By Kate Irwin
The days are numbered for Invermere’s beloved Toby Theatre and thousands of other small-town movie theatres across the globe that can’t afford the switch to digital projection.
Most major Hollywood studios have announced this year that by January 2013 they will cease to produce movies on film reel. For theatres like the Toby, which cannot afford the approximate $200,000 cost for a new projection system, the march of technology is leaving them behind.
“It’s very frustrating because they keep changing the date; we can’t really make plans for the future if we’re just going month by month,” said Elizabeth Peters, who, along with her husband Ron, has run the Toby Theatre for more than 40 years.
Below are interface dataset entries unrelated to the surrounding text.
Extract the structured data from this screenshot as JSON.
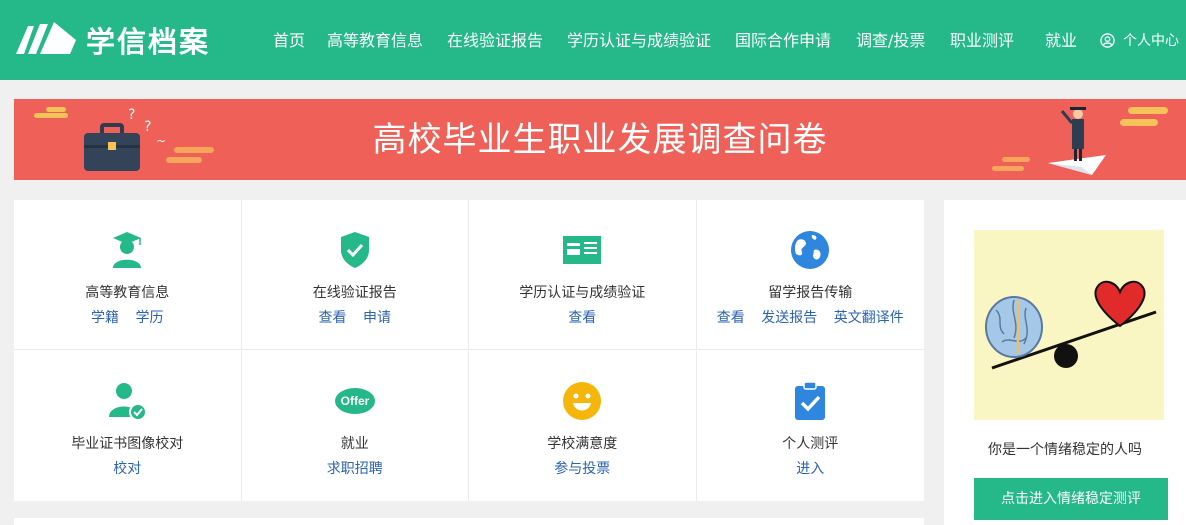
{
  "header": {
    "logo_text": "学信档案",
    "nav": [
      "首页",
      "高等教育信息",
      "在线验证报告",
      "学历认证与成绩验证",
      "国际合作申请",
      "调查/投票",
      "职业测评",
      "就业"
    ],
    "user_center": "个人中心"
  },
  "banner": {
    "title": "高校毕业生职业发展调查问卷"
  },
  "services": [
    {
      "title": "高等教育信息",
      "icon": "graduate-icon",
      "links": [
        "学籍",
        "学历"
      ]
    },
    {
      "title": "在线验证报告",
      "icon": "shield-check-icon",
      "links": [
        "查看",
        "申请"
      ]
    },
    {
      "title": "学历认证与成绩验证",
      "icon": "id-card-icon",
      "links": [
        "查看"
      ]
    },
    {
      "title": "留学报告传输",
      "icon": "globe-icon",
      "links": [
        "查看",
        "发送报告",
        "英文翻译件"
      ]
    },
    {
      "title": "毕业证书图像校对",
      "icon": "user-check-icon",
      "links": [
        "校对"
      ]
    },
    {
      "title": "就业",
      "icon": "offer-icon",
      "offer_label": "Offer",
      "links": [
        "求职招聘"
      ]
    },
    {
      "title": "学校满意度",
      "icon": "smile-icon",
      "links": [
        "参与投票"
      ]
    },
    {
      "title": "个人测评",
      "icon": "clipboard-check-icon",
      "links": [
        "进入"
      ]
    }
  ],
  "side_card": {
    "text": "你是一个情绪稳定的人吗",
    "button": "点击进入情绪稳定测评"
  },
  "colors": {
    "brand": "#25b888",
    "banner": "#ef6158",
    "link": "#2b63b5"
  }
}
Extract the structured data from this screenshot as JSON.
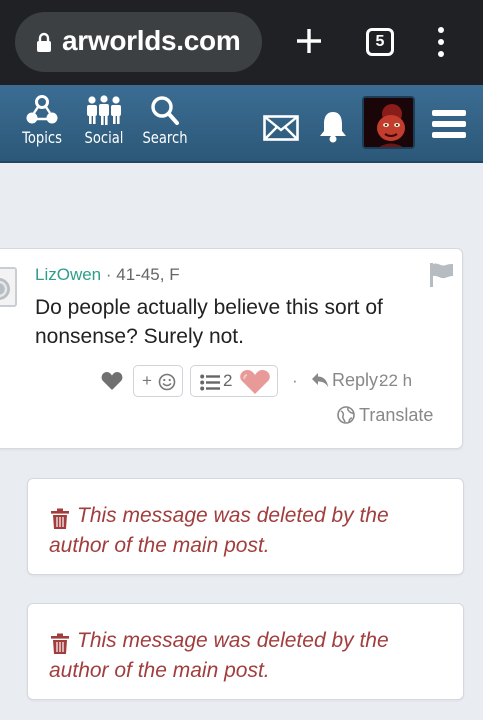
{
  "browser": {
    "url": "arworlds.com",
    "tab_count": "5",
    "icons": [
      "lock-icon",
      "plus-icon",
      "tab-switcher-icon",
      "kebab-menu-icon"
    ]
  },
  "nav": {
    "items": [
      {
        "label": "Topics",
        "icon": "topics-icon"
      },
      {
        "label": "Social",
        "icon": "social-icon"
      },
      {
        "label": "Search",
        "icon": "search-icon"
      }
    ],
    "icons": [
      "mail-icon",
      "bell-icon",
      "avatar",
      "hamburger-icon"
    ],
    "colors": {
      "bar": "#2f5f85",
      "text": "#ffffff"
    }
  },
  "comment": {
    "username": "LizOwen",
    "separator": "·",
    "user_info": "41-45, F",
    "text": "Do people actually believe this sort of nonsense? Surely not.",
    "add_reaction_label": "+",
    "list_count": "2",
    "dot": "·",
    "reply_label": "Reply",
    "reply_separator": "·",
    "time": "22 h",
    "translate_label": "Translate",
    "colors": {
      "username": "#2e9e8c",
      "muted": "#888888"
    }
  },
  "deleted_messages": [
    {
      "text": "This message was deleted by the author of the main post."
    },
    {
      "text": "This message was deleted by the author of the main post."
    }
  ],
  "colors": {
    "deleted_text": "#a23d3d",
    "page_bg": "#e9edf1"
  }
}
“We are part of a group of 60 small theatres across part of Saskatchewan, Alberta, B.C. and Manitoba that are in the same position. We just don’t have the money to upgrade.”
The Peters have dedicated their entire married life to running a small-town, family-friendly entertainment venue. They bought the Toby in 1971, six months into married life, and handle every task for the day-to-day running, from maintenance to ticket sales to making and selling fresh, buttered popcorn.
As the theatre celebrate its 60th birthday, its owners are hoping to hang on until Easter 2013, but said they are in the dark as to whether that goal is achievable.
“Distribution of 35 millimetre film is collapsing as well,” Elizabeth said. “We’re hoping to see some more people step forward and fight for it, like the director of the latest Batman film did. He insisted on shooting on 35 millimetre film.”
Cost is the main factor the Peters attribute to the decline of their business. Not only the extensive cost preventing them from upgrading, but also the cost benefits to movie studios of producing digital movies over film.
While a single movie on 35 millimetre film costs around $1,500, to produce a hard drive with digital data averages around $150, Elizabeth said.
“The quality is reduced too,” she added. “When you watch a film right now they’re going at 24 frames a second with black between the frames, which adds a lot of depth to the picture; with digital you’re never getting that.”
During the theatre’s last few months, the Peters said they hope locals and visitors alike will come out to enjoy, for probably their last time, the venue’s small-town appeal. From the old-fashioned love seats to the memorabilia adorning the walls, and the charm of an intermission while film reels are switched over — that experience will soon be gone for good.
“It really is the ending of an era,” Elizabeth added.